The threat of higher rates for longer has pushed Treasury yields up sharply in the bond market, with the yield on the U.S. 10-year climbing above 4.67 per cent on Thursday — close to its highest level since 2007 — before falling back down to 4.59 per cent later in the day.
European bond yields also rose dramatically higher Thursday in what Boehmer called “some nasty price action.
“There’s a reasonable chance that a few months from now we will look at this day and say that was the peak in rates. I hope for it, but I will not hold my breath,” he said.
“We’ve had over the past few weeks a lot of negative stories that became the dominant narrative in the market.”
Oil prices eased slightly Thursday, with the November crude contract down $1.97 cents at US$91.71 per barrel.
Soaring oil prices have been another factor adding to traders' interest rate fears this September.
While crude fell Thursday, it hit an all-time yearly high the previous day, and markets remain concerned about what high energy prices will mean for inflation and interest rates going forward.
"Even though oil prices should not dictate central bank policy, we’re all still in such a sensitive environment with regards to inflation that it matters," Boehmer said.
"Even if inflation is coming only from oil ... it still matters a lot, and it will still keep central bankers on call to make policy actions."
The November natural gas contract was up five cents at US$2.95 per mm/BTU.
The December gold contract was down US$12.30 at US$1,878.60 an ounce and the December copper contract was up seven cents at US$3.71 a pound.
The Canadian dollar traded for 74.11 cents U.S. compared with 73.99 cents U.S. on Wednesday.
On the equities front, the best-performing sector on the TSX on Thursday was the consumer discretionary index, which rose 1.4 per cent.
Consumer staples, followed by the tech sector, had the next-best performance.
Boehmer said if global bond markets begin to ease in the days and weeks to come, that could have a really meaningful impact on other asset classes, including equities.
"If fixed income starts to stabilize, you could have a significantly different market environment going forward," he said.
But with so much focus on inflation right now, one wild card is the outcome of high-profile wage negotiations over the fall and into the winter, Boehmer said — in particular, the outcome of the ongoing strike by the United Auto Workers.
He said the potential for wage increases to drive inflation higher is a real economic risk.
"The UAW strike is so publicly visible that it carries so much more weight than all the others," he said.
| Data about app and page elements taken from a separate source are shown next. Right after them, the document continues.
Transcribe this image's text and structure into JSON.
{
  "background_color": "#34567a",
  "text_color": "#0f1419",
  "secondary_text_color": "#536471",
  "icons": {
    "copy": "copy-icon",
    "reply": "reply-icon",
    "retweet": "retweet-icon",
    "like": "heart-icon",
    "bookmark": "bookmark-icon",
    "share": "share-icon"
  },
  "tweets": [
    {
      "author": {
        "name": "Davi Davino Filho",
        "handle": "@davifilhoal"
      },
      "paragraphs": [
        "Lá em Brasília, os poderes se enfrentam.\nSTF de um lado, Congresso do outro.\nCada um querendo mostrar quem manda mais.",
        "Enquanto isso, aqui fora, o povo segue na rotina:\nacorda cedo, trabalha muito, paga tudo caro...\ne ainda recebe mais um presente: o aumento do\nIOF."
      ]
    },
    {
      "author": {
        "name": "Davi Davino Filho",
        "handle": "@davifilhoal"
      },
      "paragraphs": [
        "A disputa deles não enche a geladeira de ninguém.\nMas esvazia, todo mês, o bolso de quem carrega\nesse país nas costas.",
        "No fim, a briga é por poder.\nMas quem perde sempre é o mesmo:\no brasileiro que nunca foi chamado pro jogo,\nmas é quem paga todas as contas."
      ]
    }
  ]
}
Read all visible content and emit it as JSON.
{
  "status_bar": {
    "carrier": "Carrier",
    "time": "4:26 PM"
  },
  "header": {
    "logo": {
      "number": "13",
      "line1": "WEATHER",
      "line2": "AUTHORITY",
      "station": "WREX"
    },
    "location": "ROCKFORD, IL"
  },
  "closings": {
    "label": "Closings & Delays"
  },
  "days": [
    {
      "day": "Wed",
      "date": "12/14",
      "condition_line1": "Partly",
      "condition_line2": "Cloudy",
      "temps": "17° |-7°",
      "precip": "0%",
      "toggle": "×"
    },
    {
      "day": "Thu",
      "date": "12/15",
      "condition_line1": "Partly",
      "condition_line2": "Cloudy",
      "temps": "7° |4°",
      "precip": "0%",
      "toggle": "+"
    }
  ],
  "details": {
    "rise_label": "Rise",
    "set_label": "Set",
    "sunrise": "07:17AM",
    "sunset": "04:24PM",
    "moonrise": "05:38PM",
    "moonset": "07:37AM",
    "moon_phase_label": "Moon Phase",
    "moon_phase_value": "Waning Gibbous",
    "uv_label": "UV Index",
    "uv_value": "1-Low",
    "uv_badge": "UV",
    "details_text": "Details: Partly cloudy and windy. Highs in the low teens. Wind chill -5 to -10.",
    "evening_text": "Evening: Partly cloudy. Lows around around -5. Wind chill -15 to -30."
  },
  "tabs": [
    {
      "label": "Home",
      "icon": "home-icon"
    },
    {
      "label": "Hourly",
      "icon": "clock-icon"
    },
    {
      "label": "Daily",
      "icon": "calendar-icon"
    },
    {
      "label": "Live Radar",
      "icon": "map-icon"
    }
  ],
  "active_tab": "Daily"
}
"If it (influences) the way people feel (about wages), what they themselves want, how other unions are approaching similar topic – that’s a big worry for me.”
This report by The Canadian Press was first published Sept. 28, 2023.